:: Extracted entries ::

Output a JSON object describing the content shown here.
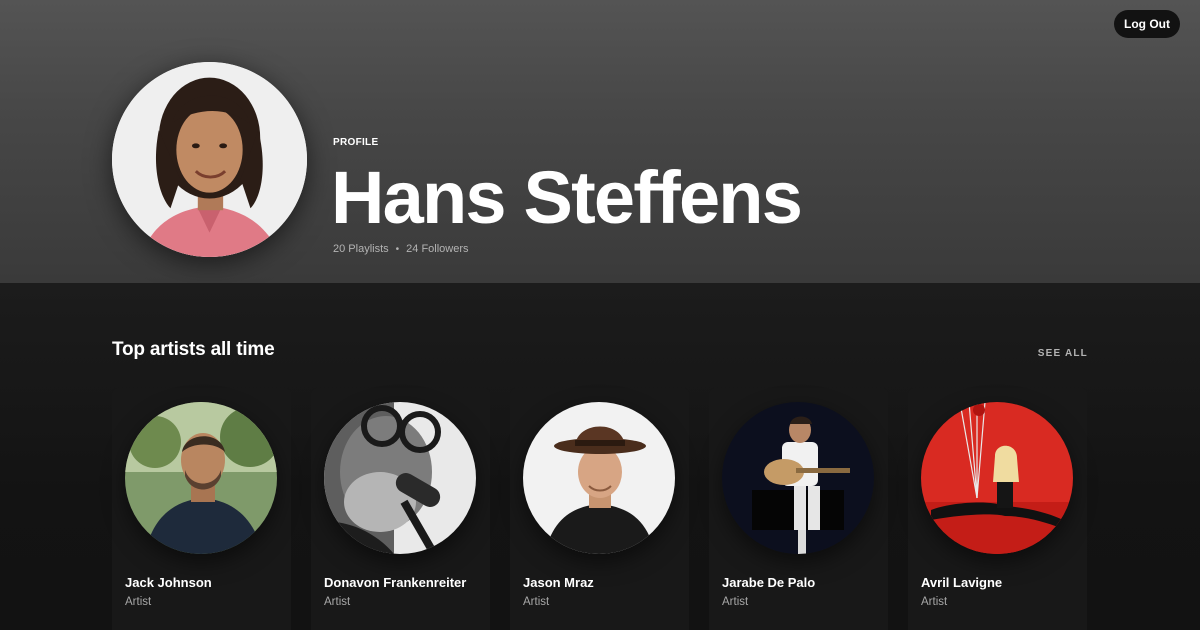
{
  "header": {
    "logout_label": "Log Out",
    "kicker": "PROFILE",
    "name": "Hans Steffens",
    "playlists": "20 Playlists",
    "separator": "•",
    "followers": "24 Followers"
  },
  "top_artists": {
    "title": "Top artists all time",
    "see_all_label": "SEE ALL",
    "items": [
      {
        "name": "Jack Johnson",
        "type": "Artist"
      },
      {
        "name": "Donavon Frankenreiter",
        "type": "Artist"
      },
      {
        "name": "Jason Mraz",
        "type": "Artist"
      },
      {
        "name": "Jarabe De Palo",
        "type": "Artist"
      },
      {
        "name": "Avril Lavigne",
        "type": "Artist"
      }
    ]
  },
  "colors": {
    "background": "#121212",
    "card": "#181818",
    "header_top": "#545454",
    "muted_text": "#b3b3b3"
  }
}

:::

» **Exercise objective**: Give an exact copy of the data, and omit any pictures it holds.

» **Task answer**:
Output a JSON object describing the content shown here.
{
  "header": {
    "logout_label": "Log Out",
    "kicker": "PROFILE",
    "name": "Hans Steffens",
    "playlists": "20 Playlists",
    "separator": "•",
    "followers": "24 Followers"
  },
  "top_artists": {
    "title": "Top artists all time",
    "see_all_label": "SEE ALL",
    "items": [
      {
        "name": "Jack Johnson",
        "type": "Artist"
      },
      {
        "name": "Donavon Frankenreiter",
        "type": "Artist"
      },
      {
        "name": "Jason Mraz",
        "type": "Artist"
      },
      {
        "name": "Jarabe De Palo",
        "type": "Artist"
      },
      {
        "name": "Avril Lavigne",
        "type": "Artist"
      }
    ]
  },
  "colors": {
    "background": "#121212",
    "card": "#181818",
    "header_top": "#545454",
    "muted_text": "#b3b3b3"
  }
}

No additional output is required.